I remember seeing Martin Simpson at a festival in England in the early 1980s. He was then one of the bright new hopes in English folk music, and had released his first album. I liked him, bought a few albums, but lost track of him when he moved across the Atlantic.
Come the new millennium . . . → Read More: Martin Simpson: Vagrant Stanzas
Mackenzie’s off in Stockholm with his wife, Catherine, to check out residencies for the Several Annies interested in an immersion in all things Swedish so I’m doing the Sunday post which I’m writing up very late at night, as it was busier than expected in the Pub even for a Saturday evening. After my end . . . → Read More: A Listener’s Gude to Irish Music
Fires of the Desert is Book Four of Leona Wisoker’s series, Children of the Desert, and, just when you thought things couldn’t get more complex and difficult, they do, although thankfully the darkness of Bells of the Kingdom is ameliorated.
The geographic center of this one is Bright Bay, seat of King Oruen of the . . . → Read More: Leona Wisoker: Fires of the Desert
(Sydney, Nova Scotia) – The lineup for the 17th Celtic Colours International Festival was released today. It includes an exciting mix of local, national, and international artists, festival favourites and Celtic Colours newcomers. The nine-day, Cape Breton Island-wide celebration gets underway October 11 at the Port Hawkesbury Civic Centre and wraps up October 19 at . . . → Read More: Celtic Colours International Festival announces 2013 lineup; tickets on sale July 8
Isaac Asimov’s Foundation trilogy is inarguably one of the seminal works of modern science fiction. It was one of the first to take its inspiration from the social sciences rather than the physical sciences (Gernsback’s formula of “better living through technology” had received a serious blow with the first use of the atomic bomb in . . . → Read More: Isaac Asimov’s Foundation trilogy

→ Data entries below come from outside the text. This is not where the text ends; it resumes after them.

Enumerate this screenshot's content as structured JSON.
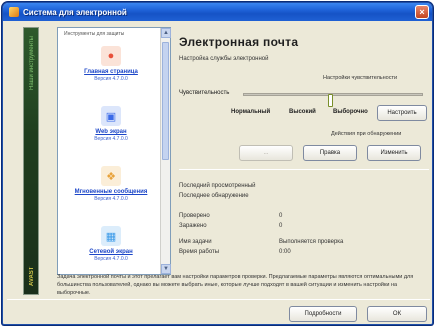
{
  "window": {
    "title": "Система для электронной",
    "close": "×"
  },
  "band": {
    "vertical_1": "AVAST",
    "vertical_2": "Наши инструменты"
  },
  "sidebar": {
    "header": "Инструменты для защиты",
    "items": [
      {
        "label": "Главная страница",
        "sub": "Версия 4.7.0.0",
        "icon": "home-icon",
        "color": "#e8503a"
      },
      {
        "label": "Web экран",
        "sub": "Версия 4.7.0.0",
        "icon": "web-shield-icon",
        "color": "#3a6ae8"
      },
      {
        "label": "Мгновенные сообщения",
        "sub": "Версия 4.7.0.0",
        "icon": "instant-messaging-icon",
        "color": "#e8a23a"
      },
      {
        "label": "Сетевой экран",
        "sub": "Версия 4.7.0.0",
        "icon": "network-shield-icon",
        "color": "#3a9ae8"
      }
    ]
  },
  "main": {
    "title": "Электронная почта",
    "subtitle": "Настройка службы электронной",
    "sensitivity_group": "Настройки чувствительности",
    "sensitivity_label": "Чувствительность",
    "presets": {
      "normal": "Нормальный",
      "high": "Высокий",
      "custom": "Выборочно"
    },
    "extended_btn": "Настроить",
    "actions_group": "Действия при обнаружении",
    "btn_disabled": "...",
    "btn_add": "Правка",
    "btn_change": "Изменить"
  },
  "info": {
    "lines": [
      {
        "label": "Последний просмотренный",
        "value": ""
      },
      {
        "label": "Последнее обнаружение",
        "value": ""
      },
      {
        "label": "Проверено",
        "value": "0"
      },
      {
        "label": "Заражено",
        "value": "0"
      },
      {
        "label": "Имя задачи",
        "value": "Выполняется проверка"
      },
      {
        "label": "Время работы",
        "value": "0:00"
      }
    ]
  },
  "description": "Задача электронной почты и этот прелагает вам настройки параметров проверки. Предлагаемые параметры являются оптимальными для большинства пользователей, однако вы можете выбрать иные, которые лучше подходят в вашей ситуации и изменить настройки на выборочные.",
  "footer": {
    "details_btn": "Подробности",
    "ok_btn": "ОК"
  },
  "colors": {
    "accent": "#1f4fa8",
    "link": "#1c46c8",
    "band": "#1f3e1e"
  }
}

Finding My Elegy, by Ursula K. Le Guin
I have to confess, I’ve stalled writing this review because I don’t want to think about reading any elegies for Ursula Le Guin. I’ve been reading and treasuring her books and essays and poems since I was child growing up in the ‘70s in a single-wide trailer . . . → Read More: In Search of an Elegy
Clannad, around 1970.
Clannad has been around since 1970, a run of over forty years, and they just released their newest album, Live at Christ Church Cathedral 2011. Founded in 1970 in Gweedore, County Donegal, they’ve been described as traditional Irish, Celtic and New Age. Just two years later with the release of ‘Theme From . . . → Read More: Clannad Considered
Charles de Lint just put a new story up at Amazon and Smashwords.
Here’s what it’s about:
Sheriff Poole & The Mech Gang is set near de Lint’s fictional desert town of Santo del Vado Viejo, where his novels The Mystery of Grace and The Painted Boy take place, and where some of his recent . . . → Read More: A new story from Charles de Lint: Sheriff Poole & The Mech Gang
Cross-possted from Sleeping Hedgehog.
Being the Manager for the Green Man Pub here at the Kinrowan Estate and afternoon barkeep (as I’d be a piss poor Manager if I didn’t keep my skills up), I frequently (when it’s quiet) like to read short fiction as I can usually finish a story in ten or fifteen . . . → Read More: Literary Matters: Charles de Lint’s Digital Short Fiction
I got the galley for this collaborative affair by writer Charles de Lint and artist Charles Vess way back in August of last year, if memory serves me right. However, that galley was missing one essential aspect of the story as the artwork, though charming, was but the preliminary black and white sketches for the . . . → Read More: Literary Matters: The Cats of Tanglewood Forest